AIMS: Whether all patients with congestive heart failure (CHF) need to reach the target dose of beta-blocker to obtain a benefit in terms of survival remains uncertain. METHODS AND RESULTS: We classified by tertile the 2647 patients enrolled in CIBIS II according to the last tolerated dose: low dose (LD: 1.25, 2.5 or 3.75mg/day, n=434), moderate dose (MD: 5 or 7.5mg/day, n=328) and high dose (HD: 10mg/day, n=565) of bisoprolol or placebo (LD=234, MD=278 and HD=808). In both groups, patients tolerating only low doses were significantly older with more severe New York Heart Association (NYHA) functional class and higher frequency of co-morbidities. Treatment withdrawal was associated with a significant increase of mortality in the bisoprolol group (relative hazard (RH)=2.13, 95% confidence interval (CI)=1.43-3.17, p=0.0002). After adjustment, all-cause mortality was significantly reduced in the bisoprolol group compared to placebo regardless of the dose level considered: LD (RH=0.66, 95% CI=0.48-0.92), MD (RH=0.33, 95% CI=0.21-0.51) or HD (RH=0.59, 95% CI=0.40-0.89). CONCLUSIONS: Bisoprolol reduces mortality in CHF patients at all tolerated dose levels and its withdrawal increases the risk of mortality. Efforts should be made to maintain bisoprolol therapy based on the individual patient's tolerability.
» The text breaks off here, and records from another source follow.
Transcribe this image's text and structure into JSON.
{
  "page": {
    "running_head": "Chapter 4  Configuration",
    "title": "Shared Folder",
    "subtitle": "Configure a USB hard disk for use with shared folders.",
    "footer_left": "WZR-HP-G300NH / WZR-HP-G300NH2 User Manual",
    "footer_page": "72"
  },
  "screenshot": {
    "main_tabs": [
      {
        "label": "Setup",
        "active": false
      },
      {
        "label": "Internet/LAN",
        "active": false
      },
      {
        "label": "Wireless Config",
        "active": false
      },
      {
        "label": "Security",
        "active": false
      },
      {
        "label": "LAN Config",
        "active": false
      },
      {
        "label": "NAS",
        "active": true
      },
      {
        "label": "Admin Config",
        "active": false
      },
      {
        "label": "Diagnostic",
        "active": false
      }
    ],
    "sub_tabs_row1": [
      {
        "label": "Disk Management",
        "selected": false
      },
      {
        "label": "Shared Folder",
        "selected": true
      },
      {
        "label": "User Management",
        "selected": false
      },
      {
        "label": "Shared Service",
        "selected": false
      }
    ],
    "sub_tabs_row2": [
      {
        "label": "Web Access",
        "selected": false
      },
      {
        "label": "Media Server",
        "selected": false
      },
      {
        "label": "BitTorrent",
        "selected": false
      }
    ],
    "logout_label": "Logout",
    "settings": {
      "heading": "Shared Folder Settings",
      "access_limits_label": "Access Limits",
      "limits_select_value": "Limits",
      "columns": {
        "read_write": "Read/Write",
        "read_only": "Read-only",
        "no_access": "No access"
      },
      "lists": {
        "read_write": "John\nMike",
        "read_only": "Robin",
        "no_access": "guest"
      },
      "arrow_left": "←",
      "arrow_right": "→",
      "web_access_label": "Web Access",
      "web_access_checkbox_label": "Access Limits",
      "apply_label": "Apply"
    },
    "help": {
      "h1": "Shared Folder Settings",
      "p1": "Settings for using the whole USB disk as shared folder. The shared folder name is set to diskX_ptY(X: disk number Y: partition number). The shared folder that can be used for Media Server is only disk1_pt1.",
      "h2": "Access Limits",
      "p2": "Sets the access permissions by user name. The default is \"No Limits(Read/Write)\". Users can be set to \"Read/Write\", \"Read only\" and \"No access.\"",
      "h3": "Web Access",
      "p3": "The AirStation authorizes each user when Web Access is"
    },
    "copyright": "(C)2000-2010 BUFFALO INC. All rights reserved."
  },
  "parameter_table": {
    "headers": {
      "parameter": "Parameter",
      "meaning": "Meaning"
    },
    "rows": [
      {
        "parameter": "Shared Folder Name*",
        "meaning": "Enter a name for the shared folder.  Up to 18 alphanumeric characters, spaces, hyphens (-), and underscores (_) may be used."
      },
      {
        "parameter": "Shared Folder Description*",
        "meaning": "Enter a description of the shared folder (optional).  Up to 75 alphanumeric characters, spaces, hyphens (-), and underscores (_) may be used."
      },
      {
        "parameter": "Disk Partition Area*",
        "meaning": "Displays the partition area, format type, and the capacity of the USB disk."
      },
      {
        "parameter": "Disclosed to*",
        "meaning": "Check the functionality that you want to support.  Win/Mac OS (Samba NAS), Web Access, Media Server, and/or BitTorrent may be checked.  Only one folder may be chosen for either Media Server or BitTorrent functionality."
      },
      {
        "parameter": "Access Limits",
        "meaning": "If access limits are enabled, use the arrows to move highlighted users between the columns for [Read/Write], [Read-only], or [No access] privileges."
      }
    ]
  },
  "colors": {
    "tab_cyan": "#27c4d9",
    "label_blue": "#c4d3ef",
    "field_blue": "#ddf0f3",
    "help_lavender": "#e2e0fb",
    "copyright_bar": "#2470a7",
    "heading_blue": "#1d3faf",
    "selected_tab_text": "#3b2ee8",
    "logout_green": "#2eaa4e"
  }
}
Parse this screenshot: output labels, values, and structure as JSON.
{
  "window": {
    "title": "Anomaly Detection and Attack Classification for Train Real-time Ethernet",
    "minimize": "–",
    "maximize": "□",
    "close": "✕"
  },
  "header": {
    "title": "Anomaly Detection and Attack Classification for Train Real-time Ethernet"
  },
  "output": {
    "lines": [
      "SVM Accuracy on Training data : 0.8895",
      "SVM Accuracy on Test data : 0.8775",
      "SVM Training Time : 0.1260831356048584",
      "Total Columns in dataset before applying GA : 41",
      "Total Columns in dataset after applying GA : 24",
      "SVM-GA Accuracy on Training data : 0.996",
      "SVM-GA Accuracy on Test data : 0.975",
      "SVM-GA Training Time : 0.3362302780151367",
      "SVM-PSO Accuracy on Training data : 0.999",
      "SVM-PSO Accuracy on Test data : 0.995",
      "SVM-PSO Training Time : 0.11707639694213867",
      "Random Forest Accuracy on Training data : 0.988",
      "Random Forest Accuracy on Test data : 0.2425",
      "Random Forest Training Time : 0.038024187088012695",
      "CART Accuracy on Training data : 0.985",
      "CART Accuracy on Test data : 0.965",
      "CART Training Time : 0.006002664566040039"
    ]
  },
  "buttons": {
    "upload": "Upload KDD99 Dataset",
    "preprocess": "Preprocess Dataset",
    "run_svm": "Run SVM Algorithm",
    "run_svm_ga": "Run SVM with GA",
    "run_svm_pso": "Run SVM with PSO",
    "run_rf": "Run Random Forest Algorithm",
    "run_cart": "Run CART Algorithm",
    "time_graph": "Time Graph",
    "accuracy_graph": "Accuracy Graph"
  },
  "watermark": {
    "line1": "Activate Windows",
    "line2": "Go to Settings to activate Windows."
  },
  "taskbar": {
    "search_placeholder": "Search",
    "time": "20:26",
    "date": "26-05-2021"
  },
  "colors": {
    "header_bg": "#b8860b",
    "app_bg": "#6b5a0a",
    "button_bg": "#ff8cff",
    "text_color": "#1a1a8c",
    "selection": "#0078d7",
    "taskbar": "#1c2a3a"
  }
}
Institution: Division of Cardiology, Sahlgren's Hospital, Goteborg, Sweden.
Beneficial effects of metoprolol in idiopathic dilated cardiomyopathy. Metoprolol in Dilated Cardiomyopathy (MDC) Trial Study Group.
Source: Lancet. 342(8885):1441-6, 1993 Dec 11.
Several small studies have suggested beneficial effects of long-term beta-blocker treatment in idiopathic dilated cardiomyopathy. Our large multicentre study aimed to find out whether metoprolol improves overall survival and morbidity in this disorder. 383 subjects with heart failure from idiopathic dilated cardiomyopathy (ejection fraction < 0.40) were randomly assigned placebo or metoprolol. 94% were in New York Heart Association functional classes II and III, and 80% were receiving background treatment. A test dose of metoprolol (5 mg twice daily) was given for 2-7 days; those tolerating this dose (96%) entered randomisation. Study medication was increased slowly from 10 mg to 100-150 mg daily. There were 34% (95% CI -6 to 62%, p = 0.058) fewer primary endpoints in the metoprolol than the placebo group; 2 and 19 patients, respectively, deteriorated to the point of needing transplantation and 23 and 19 died. The change in ejection fraction from baseline to 12 months was significantly greater with metoprolol than with placebo (0.13 vs 0.06, p < 0.0001). Pulmonary capillary wedge pressure decreased more from baseline to 12 months with metoprolol than with placebo (5 vs 2 mm Hg, p = 0.06). Exercise time at 12 months was significantly greater (p = 0.046) in metoprolol-treated than in placebo-treated patients. In patients with idiopathic dilated cardiomyopathy, treatment with metoprolol prevented clinical deterioration, improved symptoms and cardiac function, and was well tolerated.